Apostrophes

Apostrophes are used to signal two things to a reader:

  1. possession (apostrophe + ‘s’)
  2. omission (replaces a letter or letters in a word or words)

Possession

This is when one thing belongs to another. The apostrophe + ‘s’ shows ownership.

For example:

Example 1 – The boy’s shoes were left outside the door.

Example 2 – The dog’s paws were dirty.

If the possessive noun is plural and ends in an ‘s’ already, then an apostrophe is placed at the end of the word, but there is no need for the extra ‘s’:

For example:

Example 1- The boys’ (not boys’s) shoes were outside the door.

Example 2 - The dogs’ (not dogs’s) paws were dirty.

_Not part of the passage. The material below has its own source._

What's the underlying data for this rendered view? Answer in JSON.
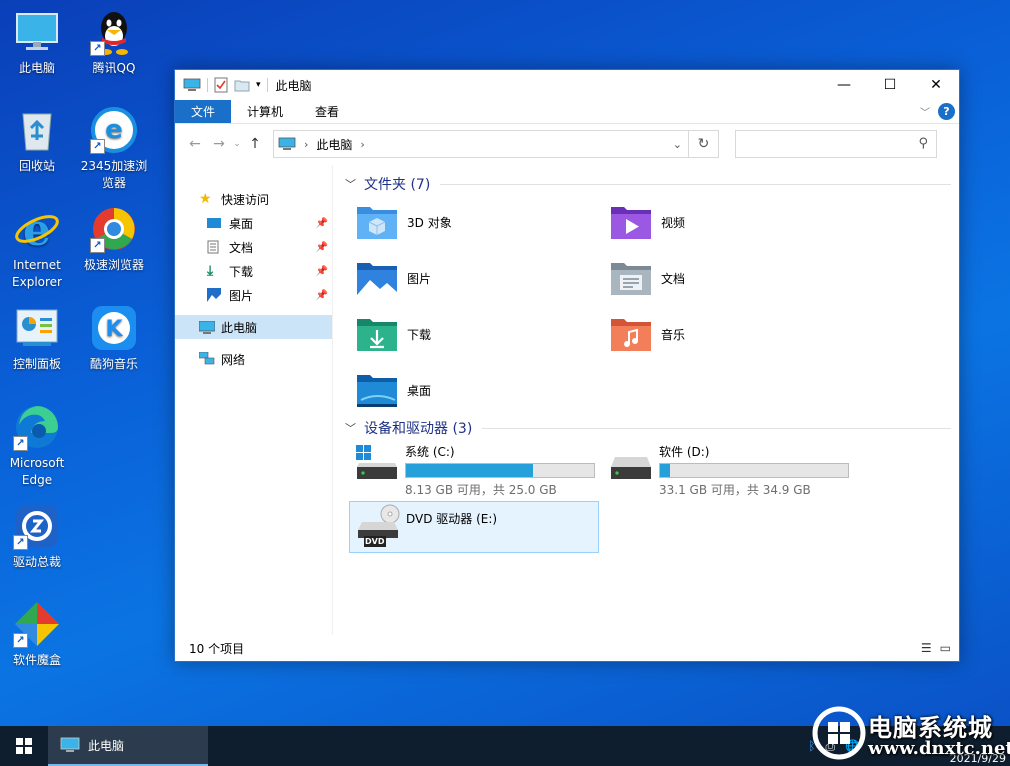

curriculum-key-fact
Work out where to put the apostrophe by thinking what belongs to whom. The boy’s shoes were left outside the door. (The shoes belonging to the boy were left outside the door.) The boys’ shoes were left outside the door. (The shoes belonging to the boys were left outside the door.)

With singular nouns that end in an ‘s’, you can either add an apostrophe alone to show possession, or you can add an apostrophe + ‘s’. Both are correct, but you should be consistent.

For example:

Example 1 – Mr Jones’s clock has stopped. Or - Mr Jones’ clock has stopped.

Example 2 – The class’s homework was due. Or - The class’ homework was due.

Omission

This is when we miss out letters from words to shorten them, forming a 'contraction'.

For example:

Example 1 - do not becomes don’t.

Example 2 - could not becomes couldn’t.

Example 3 - cannot becomes can’t.

Example 4 - will not is irregular and becomes won’t.

Its and it's

'Its' (without an apostrophe) shows a relationship of possession, eg 'Its fur is smooth and shiny.'

'It's' uses an apostrophe to show contraction. 'It's' is short for 'it is' (or sometimes 'it has').

For example:

It’s almost home time! = It is almost home time!

It's got a lot of errors in it. = It has got a lot of errors in it.